*** Block opens ***

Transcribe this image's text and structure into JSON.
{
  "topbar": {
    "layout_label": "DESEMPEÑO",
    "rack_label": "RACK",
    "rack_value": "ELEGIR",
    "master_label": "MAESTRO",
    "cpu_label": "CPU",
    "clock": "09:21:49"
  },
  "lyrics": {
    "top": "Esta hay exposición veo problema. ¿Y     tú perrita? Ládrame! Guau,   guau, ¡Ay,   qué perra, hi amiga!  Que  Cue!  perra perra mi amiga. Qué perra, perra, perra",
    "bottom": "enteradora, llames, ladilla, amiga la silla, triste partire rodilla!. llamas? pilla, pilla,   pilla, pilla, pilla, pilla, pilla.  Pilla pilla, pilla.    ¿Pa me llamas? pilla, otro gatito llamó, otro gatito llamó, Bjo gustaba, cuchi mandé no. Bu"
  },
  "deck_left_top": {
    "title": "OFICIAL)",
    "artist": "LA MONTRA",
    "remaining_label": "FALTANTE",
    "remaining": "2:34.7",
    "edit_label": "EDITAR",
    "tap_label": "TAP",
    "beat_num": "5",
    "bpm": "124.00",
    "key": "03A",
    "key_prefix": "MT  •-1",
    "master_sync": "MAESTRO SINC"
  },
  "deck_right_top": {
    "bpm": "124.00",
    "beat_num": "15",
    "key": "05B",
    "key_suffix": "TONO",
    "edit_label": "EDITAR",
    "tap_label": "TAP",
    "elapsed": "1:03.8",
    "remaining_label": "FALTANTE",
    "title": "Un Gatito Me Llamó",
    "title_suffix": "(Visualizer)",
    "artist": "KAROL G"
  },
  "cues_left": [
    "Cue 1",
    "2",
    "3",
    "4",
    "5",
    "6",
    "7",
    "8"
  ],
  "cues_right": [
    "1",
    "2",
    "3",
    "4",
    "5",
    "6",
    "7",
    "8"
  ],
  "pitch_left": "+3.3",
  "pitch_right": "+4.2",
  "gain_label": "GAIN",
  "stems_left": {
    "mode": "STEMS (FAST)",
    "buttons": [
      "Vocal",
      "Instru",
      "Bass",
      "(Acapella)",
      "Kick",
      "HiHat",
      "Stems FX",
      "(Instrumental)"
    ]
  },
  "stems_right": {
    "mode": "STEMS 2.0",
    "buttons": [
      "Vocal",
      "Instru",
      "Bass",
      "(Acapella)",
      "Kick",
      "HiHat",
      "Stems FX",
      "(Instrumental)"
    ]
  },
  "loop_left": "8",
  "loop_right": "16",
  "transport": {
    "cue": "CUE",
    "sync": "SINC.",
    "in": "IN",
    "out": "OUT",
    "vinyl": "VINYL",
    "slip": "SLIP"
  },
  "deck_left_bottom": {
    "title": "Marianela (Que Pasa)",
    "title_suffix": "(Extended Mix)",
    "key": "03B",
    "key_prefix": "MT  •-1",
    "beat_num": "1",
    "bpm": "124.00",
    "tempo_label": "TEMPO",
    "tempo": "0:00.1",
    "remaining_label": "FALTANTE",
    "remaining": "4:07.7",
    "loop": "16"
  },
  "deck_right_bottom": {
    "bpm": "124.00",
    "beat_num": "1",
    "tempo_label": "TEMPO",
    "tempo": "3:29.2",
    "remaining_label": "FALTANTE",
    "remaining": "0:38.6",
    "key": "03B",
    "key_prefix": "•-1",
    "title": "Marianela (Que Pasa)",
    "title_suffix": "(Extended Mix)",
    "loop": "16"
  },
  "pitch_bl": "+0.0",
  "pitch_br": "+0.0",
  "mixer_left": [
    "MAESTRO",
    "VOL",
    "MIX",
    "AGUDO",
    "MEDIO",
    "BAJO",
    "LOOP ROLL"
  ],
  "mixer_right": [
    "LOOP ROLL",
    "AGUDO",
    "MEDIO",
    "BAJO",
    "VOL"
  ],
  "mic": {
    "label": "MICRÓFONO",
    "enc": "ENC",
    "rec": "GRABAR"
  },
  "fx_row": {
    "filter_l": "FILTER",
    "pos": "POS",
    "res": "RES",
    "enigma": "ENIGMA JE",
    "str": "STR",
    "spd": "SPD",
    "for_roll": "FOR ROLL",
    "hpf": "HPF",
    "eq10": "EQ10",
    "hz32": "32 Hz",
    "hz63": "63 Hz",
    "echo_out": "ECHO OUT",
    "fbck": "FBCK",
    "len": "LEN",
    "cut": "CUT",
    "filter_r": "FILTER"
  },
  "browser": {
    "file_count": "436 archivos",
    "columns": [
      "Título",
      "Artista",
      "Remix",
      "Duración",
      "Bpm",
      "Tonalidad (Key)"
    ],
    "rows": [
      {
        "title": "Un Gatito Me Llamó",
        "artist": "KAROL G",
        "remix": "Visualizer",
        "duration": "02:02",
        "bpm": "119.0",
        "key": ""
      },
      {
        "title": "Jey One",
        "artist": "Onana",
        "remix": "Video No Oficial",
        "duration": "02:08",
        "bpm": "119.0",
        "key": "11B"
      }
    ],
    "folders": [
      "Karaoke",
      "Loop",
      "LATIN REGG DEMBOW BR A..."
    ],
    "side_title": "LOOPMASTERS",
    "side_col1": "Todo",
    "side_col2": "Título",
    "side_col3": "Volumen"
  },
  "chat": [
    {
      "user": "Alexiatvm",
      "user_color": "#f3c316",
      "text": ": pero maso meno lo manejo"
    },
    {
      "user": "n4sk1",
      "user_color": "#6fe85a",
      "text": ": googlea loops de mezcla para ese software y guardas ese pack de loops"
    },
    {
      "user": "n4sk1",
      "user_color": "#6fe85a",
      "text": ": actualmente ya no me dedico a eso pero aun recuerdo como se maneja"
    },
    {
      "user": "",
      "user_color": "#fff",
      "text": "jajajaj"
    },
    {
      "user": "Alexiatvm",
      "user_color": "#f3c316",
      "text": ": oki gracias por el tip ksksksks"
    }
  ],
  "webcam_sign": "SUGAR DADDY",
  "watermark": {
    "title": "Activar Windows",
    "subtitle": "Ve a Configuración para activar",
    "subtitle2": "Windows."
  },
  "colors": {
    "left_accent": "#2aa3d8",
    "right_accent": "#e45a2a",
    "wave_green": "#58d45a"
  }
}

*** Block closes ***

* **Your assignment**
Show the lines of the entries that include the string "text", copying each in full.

* **Output for this task**
Transcribe this image's text and structure into JSON.
      "text": ": pero maso meno lo manejo"
      "text": ": googlea loops de mezcla para ese software y guardas ese pack de loops"
      "text": ": actualmente ya no me dedico a eso pero aun recuerdo como se maneja"
      "text": "jajajaj"
      "text": ": oki gracias por el tip ksksksks"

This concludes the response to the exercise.